Please copy the records exactly as they appear, with all pictures left out.

:: EXTRACTED ENTRIES ::

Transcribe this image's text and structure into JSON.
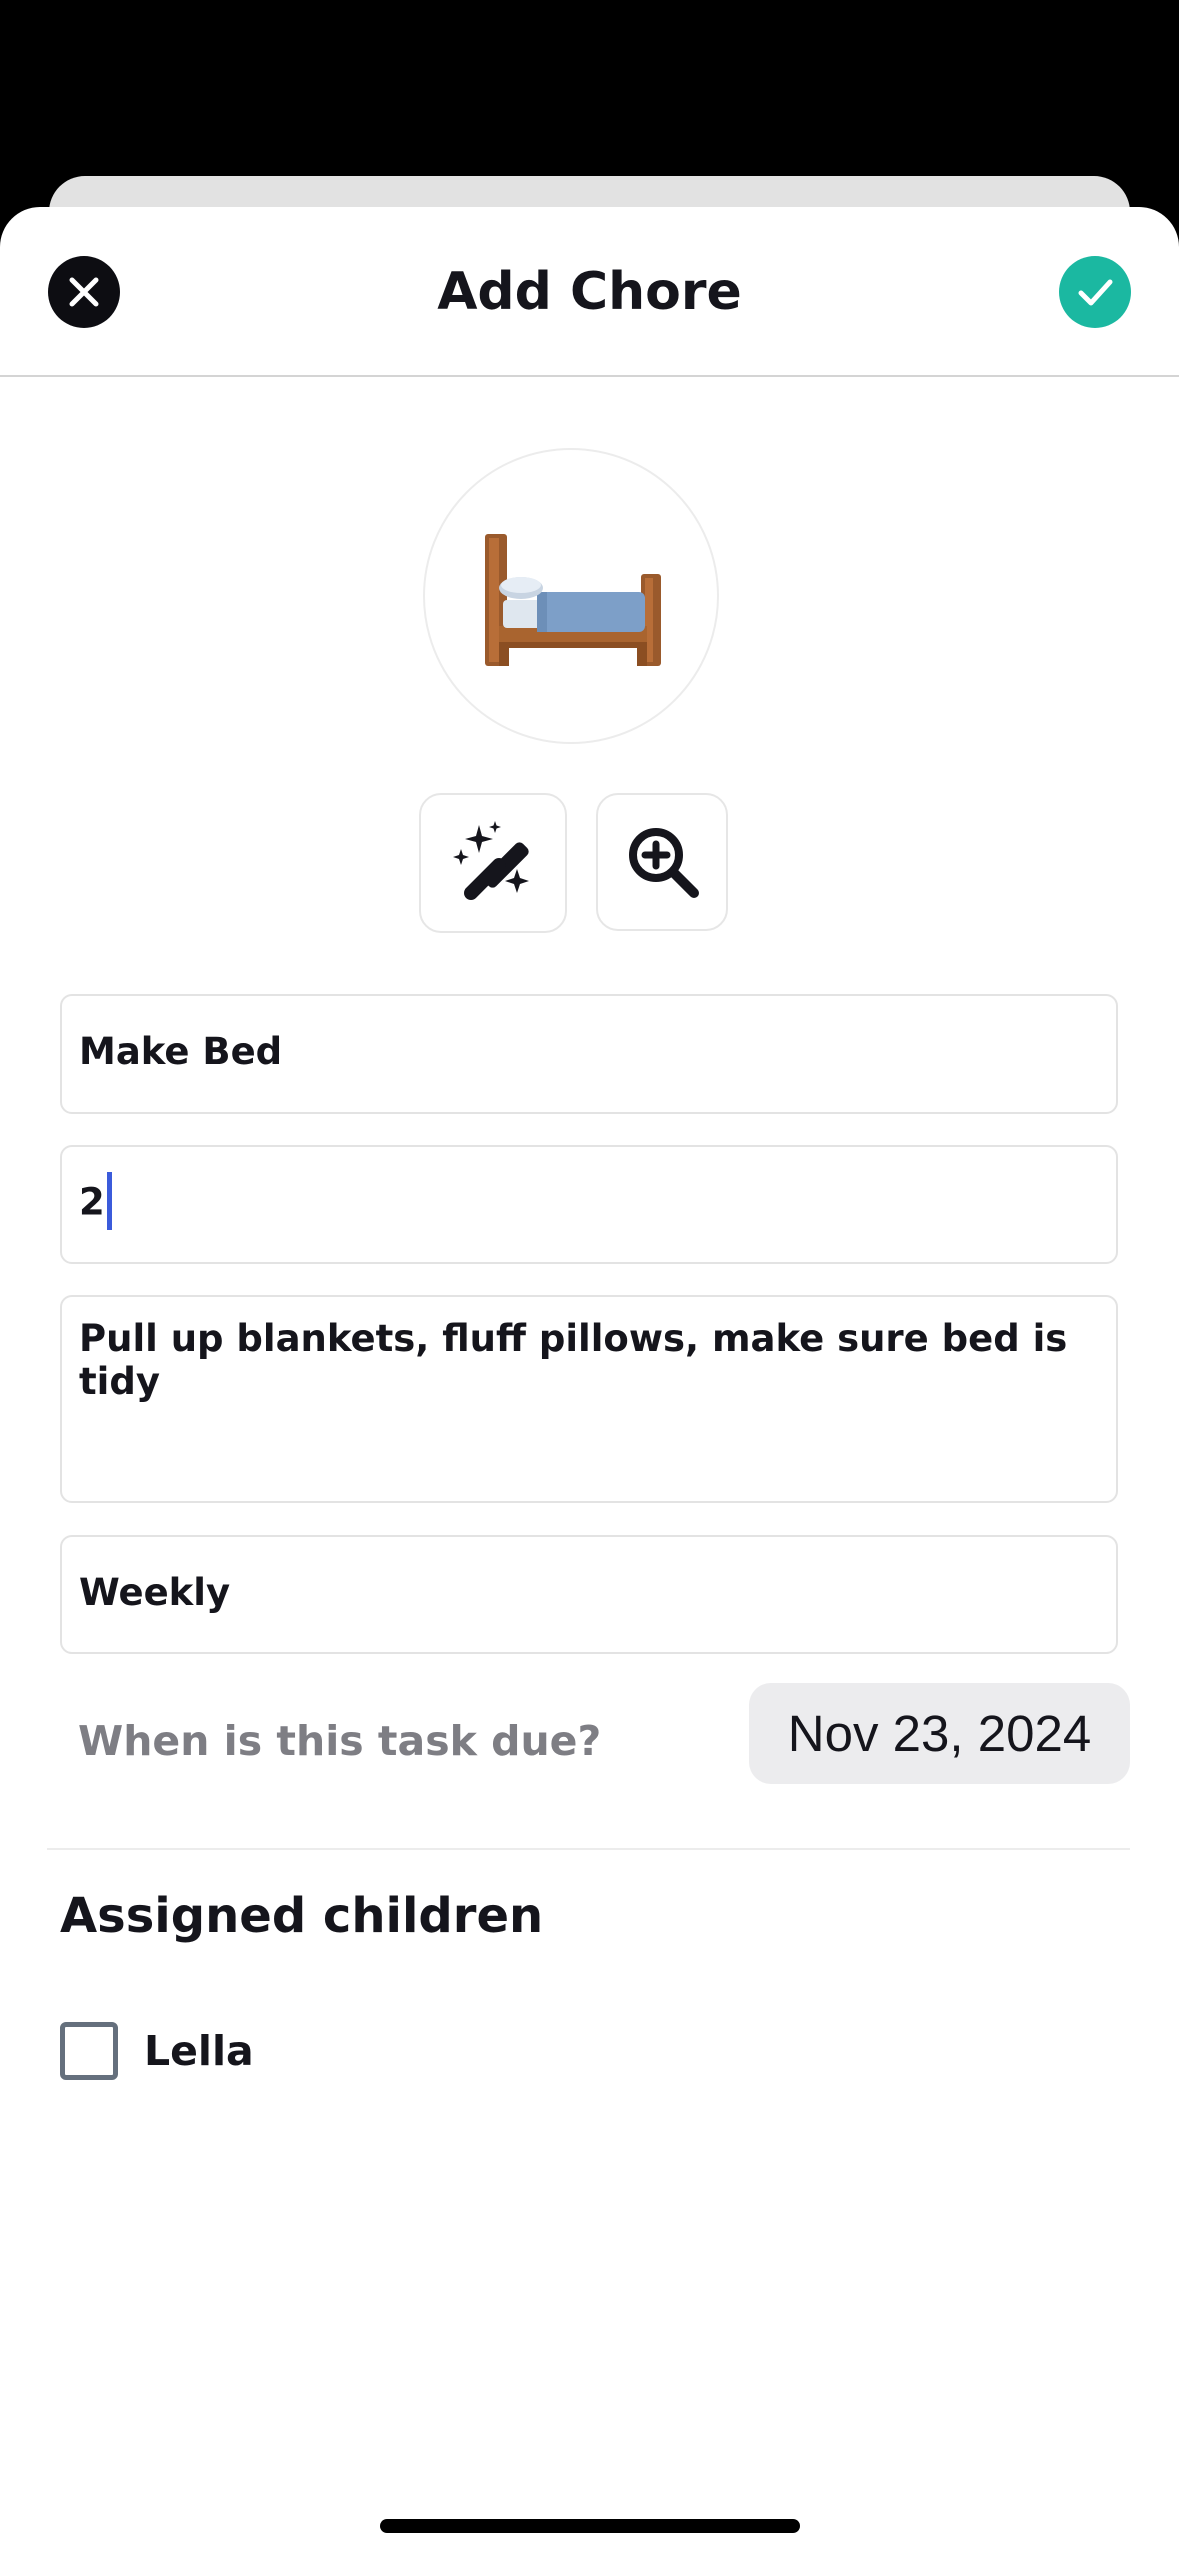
{
  "header": {
    "title": "Add Chore",
    "close_icon": "close-icon",
    "confirm_icon": "checkmark-icon",
    "confirm_color": "#1bb8a1"
  },
  "chore_icon": {
    "emoji": "bed",
    "tools": [
      "magic-wand-icon",
      "zoom-in-icon"
    ]
  },
  "form": {
    "name_value": "Make Bed",
    "points_value": "2",
    "description_value": "Pull up blankets, fluff pillows, make sure bed is tidy",
    "frequency_value": "Weekly",
    "due_label": "When is this task due?",
    "due_date": "Nov 23, 2024"
  },
  "assigned": {
    "title": "Assigned children",
    "children": [
      {
        "name": "Lella",
        "checked": false
      }
    ]
  }
}
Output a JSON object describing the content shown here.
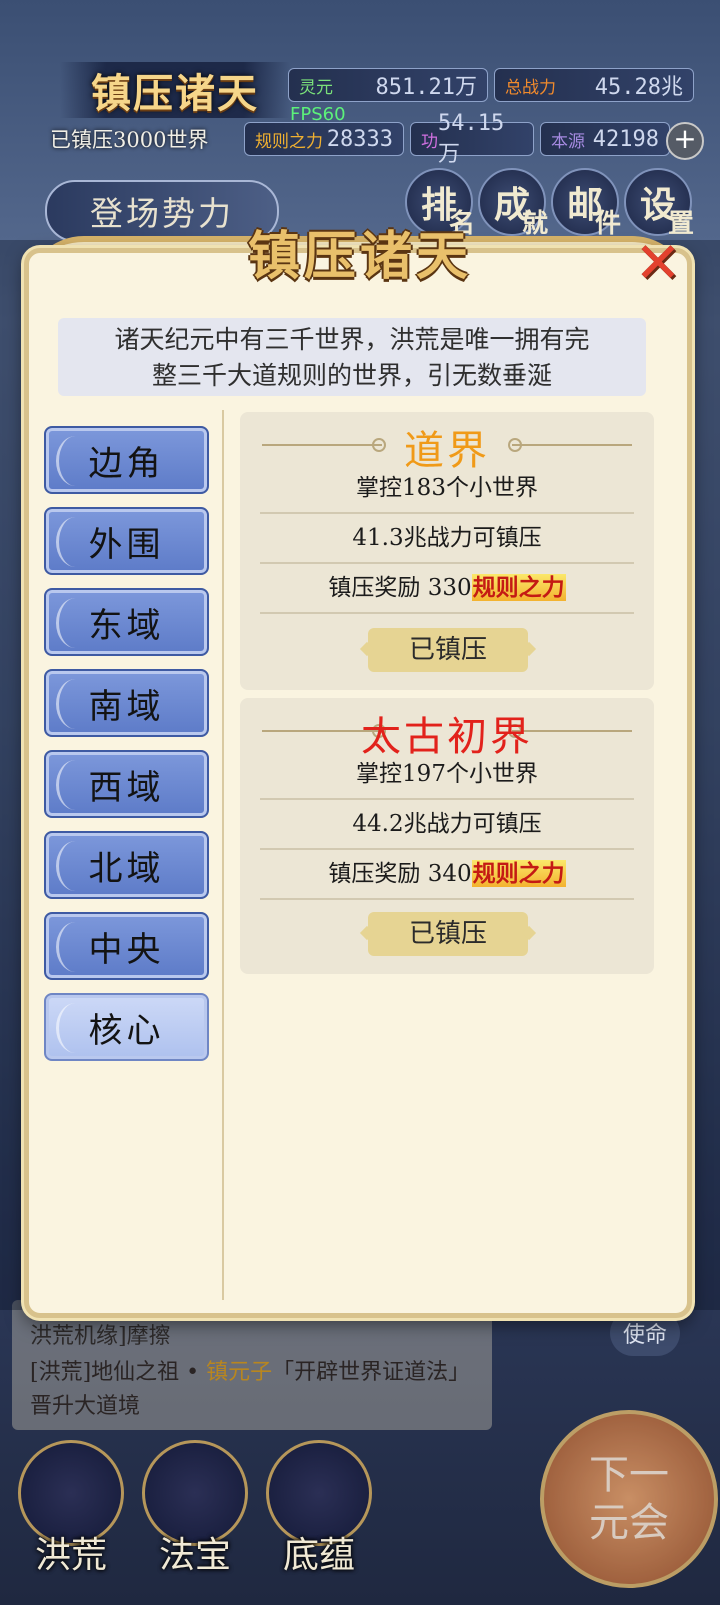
{
  "hud": {
    "title": "镇压诸天",
    "lingyuan_label": "灵元",
    "lingyuan_value": "851.21万",
    "zhanli_label": "总战力",
    "zhanli_value": "45.28兆",
    "subdued_text": "已镇压3000世界",
    "fps": "FPS60",
    "rule_label": "规则之力",
    "rule_value": "28333",
    "gong_label": "功",
    "gong_value": "54.15万",
    "source_label": "本源",
    "source_value": "42198",
    "plus": "+",
    "enter_btn": "登场势力",
    "icons": [
      {
        "main": "排",
        "small": "名"
      },
      {
        "main": "成",
        "small": "就"
      },
      {
        "main": "邮",
        "small": "件"
      },
      {
        "main": "设",
        "small": "置"
      }
    ]
  },
  "modal": {
    "title": "镇压诸天",
    "close": "✕",
    "desc_line1": "诸天纪元中有三千世界，洪荒是唯一拥有完",
    "desc_line2": "整三千大道规则的世界，引无数垂涎",
    "regions": [
      "边角",
      "外围",
      "东域",
      "南域",
      "西域",
      "北域",
      "中央",
      "核心"
    ],
    "active_region": "核心",
    "worlds": [
      {
        "name": "道界",
        "name_color": "#f09a18",
        "control": "掌控183个小世界",
        "power": "41.3兆战力可镇压",
        "reward_prefix": "镇压奖励 330",
        "reward_unit": "规则之力",
        "status": "已镇压"
      },
      {
        "name": "太古初界",
        "name_color": "#e2221b",
        "control": "掌控197个小世界",
        "power": "44.2兆战力可镇压",
        "reward_prefix": "镇压奖励 340",
        "reward_unit": "规则之力",
        "status": "已镇压"
      }
    ]
  },
  "log": {
    "line1": "洪荒机缘]摩擦",
    "line2_a": "[洪荒]地仙之祖 • ",
    "line2_hl": "镇元子",
    "line2_b": "「开辟世界证道法」晋升大道境"
  },
  "bottom_nav": [
    "洪荒",
    "法宝",
    "底蕴"
  ],
  "right_btn": "使命",
  "next_btn_line1": "下一",
  "next_btn_line2": "元会"
}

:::

**TASK ANSWER:**
Transcribe this image's text and structure into JSON.
{
  "header": {
    "title": "Add Chore",
    "close_icon": "close-icon",
    "confirm_icon": "checkmark-icon",
    "confirm_color": "#1bb8a1"
  },
  "chore_icon": {
    "emoji": "bed",
    "tools": [
      "magic-wand-icon",
      "zoom-in-icon"
    ]
  },
  "form": {
    "name_value": "Make Bed",
    "points_value": "2",
    "description_value": "Pull up blankets, fluff pillows, make sure bed is tidy",
    "frequency_value": "Weekly",
    "due_label": "When is this task due?",
    "due_date": "Nov 23, 2024"
  },
  "assigned": {
    "title": "Assigned children",
    "children": [
      {
        "name": "Lella",
        "checked": false
      }
    ]
  }
}
Output a JSON object describing the content shown here.
{
  "hud": {
    "title": "镇压诸天",
    "lingyuan_label": "灵元",
    "lingyuan_value": "851.21万",
    "zhanli_label": "总战力",
    "zhanli_value": "45.28兆",
    "subdued_text": "已镇压3000世界",
    "fps": "FPS60",
    "rule_label": "规则之力",
    "rule_value": "28333",
    "gong_label": "功",
    "gong_value": "54.15万",
    "source_label": "本源",
    "source_value": "42198",
    "plus": "+",
    "enter_btn": "登场势力",
    "icons": [
      {
        "main": "排",
        "small": "名"
      },
      {
        "main": "成",
        "small": "就"
      },
      {
        "main": "邮",
        "small": "件"
      },
      {
        "main": "设",
        "small": "置"
      }
    ]
  },
  "modal": {
    "title": "镇压诸天",
    "close": "✕",
    "desc_line1": "诸天纪元中有三千世界，洪荒是唯一拥有完",
    "desc_line2": "整三千大道规则的世界，引无数垂涎",
    "regions": [
      "边角",
      "外围",
      "东域",
      "南域",
      "西域",
      "北域",
      "中央",
      "核心"
    ],
    "active_region": "核心",
    "worlds": [
      {
        "name": "道界",
        "name_color": "#f09a18",
        "control": "掌控183个小世界",
        "power": "41.3兆战力可镇压",
        "reward_prefix": "镇压奖励 330",
        "reward_unit": "规则之力",
        "status": "已镇压"
      },
      {
        "name": "太古初界",
        "name_color": "#e2221b",
        "control": "掌控197个小世界",
        "power": "44.2兆战力可镇压",
        "reward_prefix": "镇压奖励 340",
        "reward_unit": "规则之力",
        "status": "已镇压"
      }
    ]
  },
  "log": {
    "line1": "洪荒机缘]摩擦",
    "line2_a": "[洪荒]地仙之祖 • ",
    "line2_hl": "镇元子",
    "line2_b": "「开辟世界证道法」晋升大道境"
  },
  "bottom_nav": [
    "洪荒",
    "法宝",
    "底蕴"
  ],
  "right_btn": "使命",
  "next_btn_line1": "下一",
  "next_btn_line2": "元会"
}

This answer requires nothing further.